Compared with traditional surgical hemodynamic support measures, percutaneous cardiac assist devices (pVAD) are less invasive and result in better outcomes, shorter lengths of stay, better survival rates and lower cost in patients with cardiogenic shock (CS), according to a study published online Jan. 13 in Catheterization and Cardiovascular Interventions.
Brijeshwar Maini, MD, of PinnacleHealth in Harrisburg, Penn., and colleagues used national and statewide data from 23 states on more than 1,000 patients with acute MI and CS who received pVAD therapy (including an Impella device manufactured by Abiomed) or traditional surgical hemodynamic support using extracorporeal membrane oxygenation or a left ventricular assist device with an intra-aortic balloon pump if deemed necessary by the physician.
They also collected financial and clinical data related to 30 patients who presented similarly and received an Impella 2.5 device between 2009 and 2011 at PinnacleHealth and made comparisons to national data.
Survival was better among pVAD patients (56 percent vs. 42 percent), and these patients also had a shorter length of stay (13.2 days vs. 17.9 days for traditional surgical alternatives). Admission costs were also significantly lower for pVAD patients ($90,929 vs. $144,257).
The PinnacleHealth patients who had pVAD therapy had a higher survival rate, a shorter length of stay of six days and admission costs of $53,850 compared with the surgical alternatives.
The authors argued that their data suggest the pVAD strategy may be most in line with the cost-saving and outcomes-improving goals of the modern U.S. healthcare system.

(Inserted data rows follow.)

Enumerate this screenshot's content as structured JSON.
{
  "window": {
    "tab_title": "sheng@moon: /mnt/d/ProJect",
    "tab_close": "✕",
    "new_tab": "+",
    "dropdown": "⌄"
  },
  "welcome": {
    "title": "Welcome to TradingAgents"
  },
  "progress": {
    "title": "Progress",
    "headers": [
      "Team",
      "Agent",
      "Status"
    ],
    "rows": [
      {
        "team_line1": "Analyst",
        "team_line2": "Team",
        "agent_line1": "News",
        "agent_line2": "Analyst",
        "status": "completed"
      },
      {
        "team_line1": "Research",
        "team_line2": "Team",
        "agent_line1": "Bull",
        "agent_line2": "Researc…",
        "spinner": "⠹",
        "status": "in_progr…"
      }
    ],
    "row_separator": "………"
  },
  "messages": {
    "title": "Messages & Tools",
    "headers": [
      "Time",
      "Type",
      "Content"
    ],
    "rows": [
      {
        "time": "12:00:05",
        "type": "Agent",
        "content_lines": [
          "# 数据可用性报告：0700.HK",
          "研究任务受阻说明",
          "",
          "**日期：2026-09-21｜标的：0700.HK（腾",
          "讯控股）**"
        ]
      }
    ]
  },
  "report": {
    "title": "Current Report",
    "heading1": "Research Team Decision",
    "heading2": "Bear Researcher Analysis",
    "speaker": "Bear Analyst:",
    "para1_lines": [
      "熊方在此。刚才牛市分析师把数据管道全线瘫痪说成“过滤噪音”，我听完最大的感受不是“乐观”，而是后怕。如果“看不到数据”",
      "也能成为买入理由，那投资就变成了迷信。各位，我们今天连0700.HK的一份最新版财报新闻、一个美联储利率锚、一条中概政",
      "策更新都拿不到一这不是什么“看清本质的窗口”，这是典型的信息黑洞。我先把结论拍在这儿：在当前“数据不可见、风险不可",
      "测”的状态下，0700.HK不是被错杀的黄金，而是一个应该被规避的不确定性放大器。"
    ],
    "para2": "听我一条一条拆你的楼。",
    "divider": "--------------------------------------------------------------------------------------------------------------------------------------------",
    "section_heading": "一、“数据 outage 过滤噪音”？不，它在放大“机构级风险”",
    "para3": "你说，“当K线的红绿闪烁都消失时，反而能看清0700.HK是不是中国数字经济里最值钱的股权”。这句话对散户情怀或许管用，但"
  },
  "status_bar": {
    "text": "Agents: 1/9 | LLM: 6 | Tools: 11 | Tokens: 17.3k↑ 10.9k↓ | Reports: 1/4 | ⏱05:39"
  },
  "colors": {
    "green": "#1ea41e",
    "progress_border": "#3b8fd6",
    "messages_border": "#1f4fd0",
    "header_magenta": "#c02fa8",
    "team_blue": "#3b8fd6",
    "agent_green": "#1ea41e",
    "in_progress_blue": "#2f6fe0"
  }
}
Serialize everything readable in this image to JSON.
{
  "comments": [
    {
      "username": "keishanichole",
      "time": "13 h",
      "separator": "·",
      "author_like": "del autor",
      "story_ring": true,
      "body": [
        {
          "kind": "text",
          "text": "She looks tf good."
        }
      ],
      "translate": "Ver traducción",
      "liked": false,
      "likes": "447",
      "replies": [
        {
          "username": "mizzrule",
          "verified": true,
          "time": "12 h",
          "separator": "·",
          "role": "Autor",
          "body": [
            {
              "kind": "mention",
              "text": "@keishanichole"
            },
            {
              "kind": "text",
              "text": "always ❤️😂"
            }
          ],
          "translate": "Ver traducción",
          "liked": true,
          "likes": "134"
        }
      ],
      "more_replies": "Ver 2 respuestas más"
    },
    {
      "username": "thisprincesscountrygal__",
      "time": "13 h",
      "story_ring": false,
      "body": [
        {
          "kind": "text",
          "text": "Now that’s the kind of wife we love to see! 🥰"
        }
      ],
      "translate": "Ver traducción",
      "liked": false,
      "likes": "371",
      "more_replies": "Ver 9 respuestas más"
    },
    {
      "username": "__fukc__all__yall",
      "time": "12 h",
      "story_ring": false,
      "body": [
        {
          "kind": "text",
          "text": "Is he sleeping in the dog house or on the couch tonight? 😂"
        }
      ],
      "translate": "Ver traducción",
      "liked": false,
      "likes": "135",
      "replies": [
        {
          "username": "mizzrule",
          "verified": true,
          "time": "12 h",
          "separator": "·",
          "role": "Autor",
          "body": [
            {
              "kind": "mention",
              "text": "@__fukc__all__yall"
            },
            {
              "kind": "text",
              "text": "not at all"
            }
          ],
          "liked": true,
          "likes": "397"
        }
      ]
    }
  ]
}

“With no incremental cost and a beneficial survival trend, pVADs are a dominant, cost-effective technology for this challenging patient population,” they wrote.